#1. Stop Thinking Waste Management – Think Sustainable Materials Management

A resource management plan is part of an integrated materials management strategy, in which a municipality makes deliberate decisions about how materials should flow. The plan elements then become specific tactics to deal with specific materials after they have been consumed. Those elements include:

  • Prevention
  • Reuse
  • Generation
  • Source Separation (recyclables and organics)
  • Recovery
  • Collection
  • Transfer
  • Recycling
  • Treatment
  • Disposal

It can also define the approaches to contracting for services and funding program services. The key program areas that are incorporated in effective resource management plans include:

  • Single Stream Recycling
  • Commercial Recycling
  • Organic and Food Waste Recovery
  • Multi-family Recycling
  • Away from Home and Special Event Recycling
  • Waste Awareness and ‘How to Recycle’ Communications

#2. Planning is a Process – Not an Event

A plan is the framework that helps us identify our starting point (where are we now), our objective (where do we want to be in the future), the way to reach our objective (how are we going to get there) and finally the way to recognize progress (what should we measure to know we’ve moved the needle). The performance of a plan in meeting its objectives must be evaluated and taken forward as a major input into further planning cycles. The objective should be to ensure sustainable improvements to service coverage and standards for managing all recovered resources. Strategic planning offers the opportunity to deliver sustainable improvements to local waste management practices because it can respond to the ever changing waste and recovered materials markets.

#3. Take a Collaborative Approach

Public-Private Partnerships for Service Delivery (PPPSD) is one of the proven approaches to resource management planning.
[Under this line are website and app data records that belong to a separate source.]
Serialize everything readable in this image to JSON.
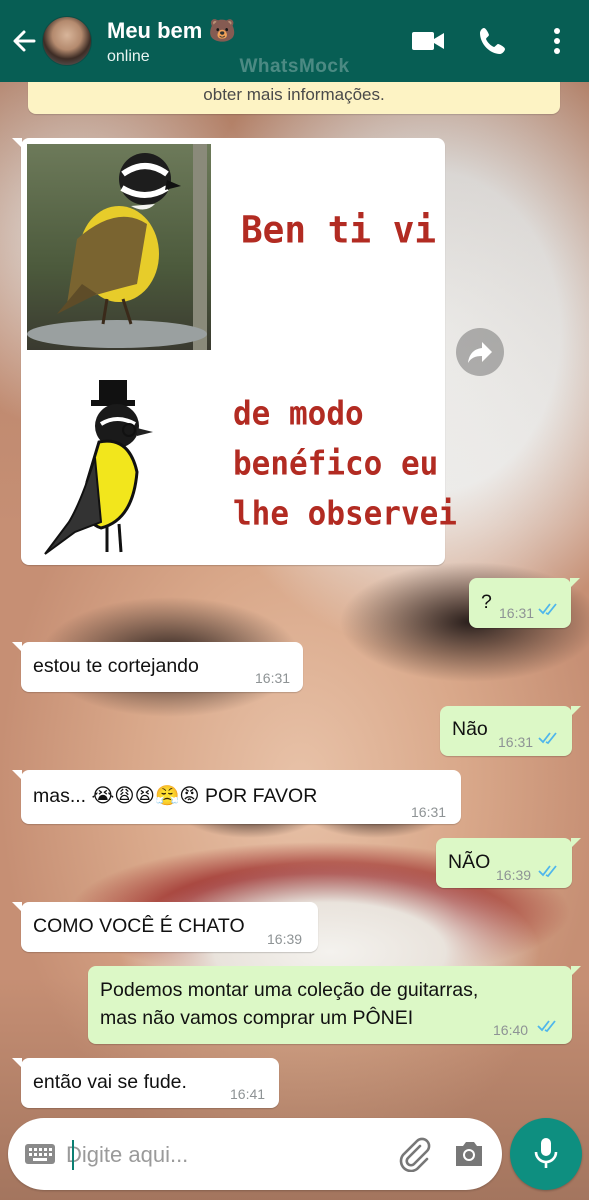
{
  "header": {
    "contact_name": "Meu bem 🐻",
    "status": "online",
    "watermark": "WhatsMock",
    "icons": [
      "back-arrow-icon",
      "video-call-icon",
      "phone-icon",
      "more-vert-icon"
    ]
  },
  "info_banner": "obter mais informações.",
  "messages": [
    {
      "dir": "in",
      "type": "image",
      "meme": {
        "line1": "Ben ti vi",
        "line2": "de modo",
        "line3": "benéfico eu",
        "line4": "lhe observei"
      }
    },
    {
      "dir": "out",
      "text": "?",
      "time": "16:31",
      "read": true
    },
    {
      "dir": "in",
      "text": "estou te cortejando",
      "time": "16:31"
    },
    {
      "dir": "out",
      "text": "Não",
      "time": "16:31",
      "read": true
    },
    {
      "dir": "in",
      "text": "mas... 😭😩😫😤😡 POR FAVOR",
      "time": "16:31"
    },
    {
      "dir": "out",
      "text": "NÃO",
      "time": "16:39",
      "read": true
    },
    {
      "dir": "in",
      "text": "COMO VOCÊ É CHATO",
      "time": "16:39"
    },
    {
      "dir": "out",
      "text_line1": "Podemos montar uma coleção de guitarras,",
      "text_line2": "mas não vamos comprar um PÔNEI",
      "time": "16:40",
      "read": true
    },
    {
      "dir": "in",
      "text": "então vai se fude.",
      "time": "16:41"
    }
  ],
  "input": {
    "placeholder": "Digite aqui..."
  },
  "colors": {
    "header": "#075e54",
    "outgoing": "#dcf8c6",
    "incoming": "#ffffff",
    "read_ticks": "#4fb6ec",
    "mic": "#0e8f80"
  }
}
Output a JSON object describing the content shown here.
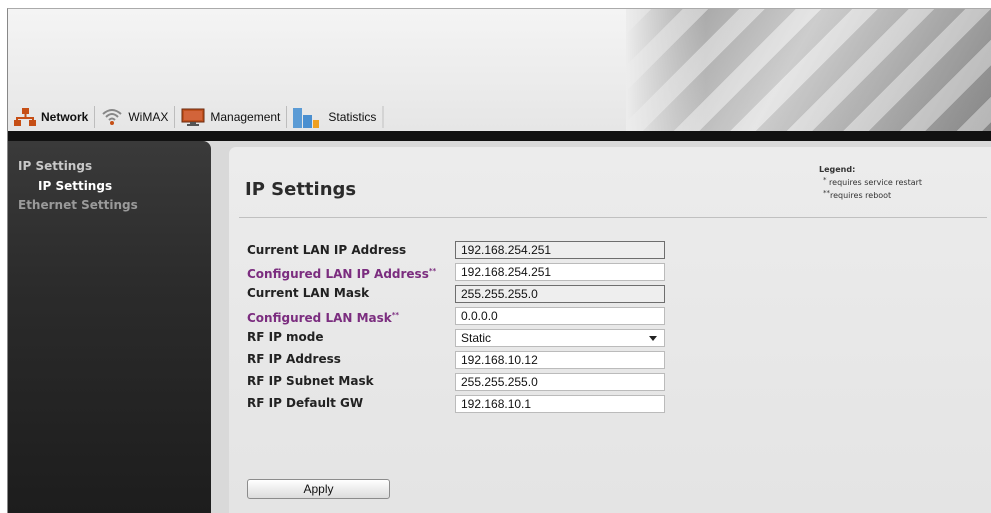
{
  "nav": {
    "items": [
      {
        "label": "Network",
        "icon": "network-icon",
        "active": true
      },
      {
        "label": "WiMAX",
        "icon": "wifi-icon",
        "active": false
      },
      {
        "label": "Management",
        "icon": "monitor-icon",
        "active": false
      },
      {
        "label": "Statistics",
        "icon": "bar-chart-icon",
        "active": false
      }
    ]
  },
  "sidebar": {
    "section": "IP Settings",
    "sub_item": "IP Settings",
    "other_item": "Ethernet Settings"
  },
  "page": {
    "title": "IP Settings",
    "legend_title": "Legend:",
    "legend_restart_mark": "*",
    "legend_restart_text": "requires service restart",
    "legend_reboot_mark": "**",
    "legend_reboot_text": "requires reboot"
  },
  "form": {
    "current_lan_ip_label": "Current LAN IP Address",
    "current_lan_ip_value": "192.168.254.251",
    "configured_lan_ip_label": "Configured LAN IP Address",
    "configured_lan_ip_mark": "**",
    "configured_lan_ip_value": "192.168.254.251",
    "current_lan_mask_label": "Current LAN Mask",
    "current_lan_mask_value": "255.255.255.0",
    "configured_lan_mask_label": "Configured LAN Mask",
    "configured_lan_mask_mark": "**",
    "configured_lan_mask_value": "0.0.0.0",
    "rf_ip_mode_label": "RF IP mode",
    "rf_ip_mode_value": "Static",
    "rf_ip_address_label": "RF IP Address",
    "rf_ip_address_value": "192.168.10.12",
    "rf_ip_subnet_label": "RF IP Subnet Mask",
    "rf_ip_subnet_value": "255.255.255.0",
    "rf_ip_gw_label": "RF IP Default GW",
    "rf_ip_gw_value": "192.168.10.1",
    "apply_label": "Apply"
  },
  "colors": {
    "configured_label": "#7b2d7f",
    "network_icon": "#c64f16",
    "sidebar_bg": "#2b2b2b"
  }
}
The main objective of the program is to promote sustainable, self-supporting partnerships between businesses and local governments to support the formation and operation of new enterprise-municipal co-operation in solid waste management and recycling systems.
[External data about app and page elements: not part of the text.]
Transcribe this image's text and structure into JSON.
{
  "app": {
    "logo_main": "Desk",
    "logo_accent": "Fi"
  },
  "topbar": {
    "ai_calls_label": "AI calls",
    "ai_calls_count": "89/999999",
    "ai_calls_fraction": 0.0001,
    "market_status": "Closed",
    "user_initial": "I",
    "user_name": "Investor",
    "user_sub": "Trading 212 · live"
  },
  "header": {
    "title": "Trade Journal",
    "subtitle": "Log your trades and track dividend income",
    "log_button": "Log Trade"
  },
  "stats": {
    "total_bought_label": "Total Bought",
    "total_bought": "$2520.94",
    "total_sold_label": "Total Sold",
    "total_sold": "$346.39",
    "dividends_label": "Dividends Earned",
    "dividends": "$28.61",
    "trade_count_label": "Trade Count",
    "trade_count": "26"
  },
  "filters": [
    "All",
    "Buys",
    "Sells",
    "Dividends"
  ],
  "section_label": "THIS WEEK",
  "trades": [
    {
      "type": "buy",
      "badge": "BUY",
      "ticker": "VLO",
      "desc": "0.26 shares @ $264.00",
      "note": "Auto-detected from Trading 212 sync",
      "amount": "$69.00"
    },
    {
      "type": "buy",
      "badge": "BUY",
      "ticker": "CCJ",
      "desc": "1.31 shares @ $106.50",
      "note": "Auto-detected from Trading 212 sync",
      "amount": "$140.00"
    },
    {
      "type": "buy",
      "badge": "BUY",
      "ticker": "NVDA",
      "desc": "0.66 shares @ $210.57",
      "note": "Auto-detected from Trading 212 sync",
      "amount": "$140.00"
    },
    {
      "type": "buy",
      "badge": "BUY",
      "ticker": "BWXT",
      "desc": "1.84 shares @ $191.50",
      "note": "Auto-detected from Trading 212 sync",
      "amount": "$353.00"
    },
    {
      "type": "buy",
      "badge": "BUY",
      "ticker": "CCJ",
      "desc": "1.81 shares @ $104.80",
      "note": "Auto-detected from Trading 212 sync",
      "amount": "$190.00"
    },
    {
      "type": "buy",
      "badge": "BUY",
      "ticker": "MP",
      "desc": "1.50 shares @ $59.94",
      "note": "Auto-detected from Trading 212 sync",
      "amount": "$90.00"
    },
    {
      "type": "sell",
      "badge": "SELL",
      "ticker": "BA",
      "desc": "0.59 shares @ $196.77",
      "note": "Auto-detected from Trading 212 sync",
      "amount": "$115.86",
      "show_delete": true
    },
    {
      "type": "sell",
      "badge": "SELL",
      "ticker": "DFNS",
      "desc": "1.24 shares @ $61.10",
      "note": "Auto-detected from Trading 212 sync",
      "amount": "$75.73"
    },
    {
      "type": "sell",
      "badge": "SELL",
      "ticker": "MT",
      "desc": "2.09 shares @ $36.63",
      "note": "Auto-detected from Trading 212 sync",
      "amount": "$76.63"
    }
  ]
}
The main goal of the program is to stimulate improved co-operation between public, private and citizen stakeholders that: contributes to sustainable improvement of recycling and solid waste management; minimizes negative effects of waste in poor communities; and improves the lives and livelihoods of people and enterprises in cities and rural communities.
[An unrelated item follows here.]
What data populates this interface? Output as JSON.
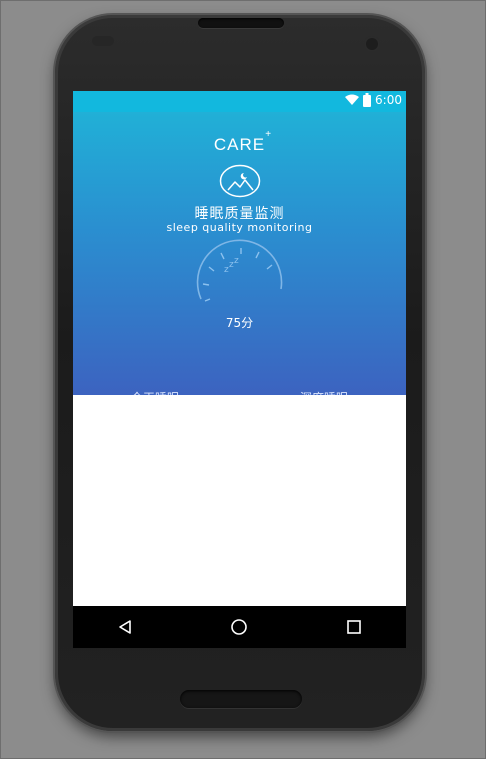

#4. Avoid the Scenic Route to the Landfill

Diversion from landfills has become a major driver for many resource management plans and recycling programs, with some states and municipalities even operating under legislative requirements for achieving specific diversion goals. However, when poorly sorted materials are counted as “diverted” from local landfills, but end up landfilled by manufacturers because they are not usable, they simply made a longer trip to the Landfill.  Verifying the fate of materials recovered from municipal recycling programs is critical to determining the actual diversion rate. Recycling programs should know the quantity of materials were usable in the production of recyclable products.

In order to ensure an optimally functioning whole recycling system, local governments must provide for recycling services that sustain all parts of the cycle, not just collection. Local governments must specify collection, processing and marketing requirements in their requests for services and in their local ordinances for hauler and recovery service providers. Throughout the planning and implementation for resource management programs, stakeholder input and feedback is critical and must include the manufacturing end markets for recovered resources.

Ultimately, the goal of recycling programs should be to maximize the recyclability of all its materials.

What practices have you seen in waste management planning? Tell us in the comments section below.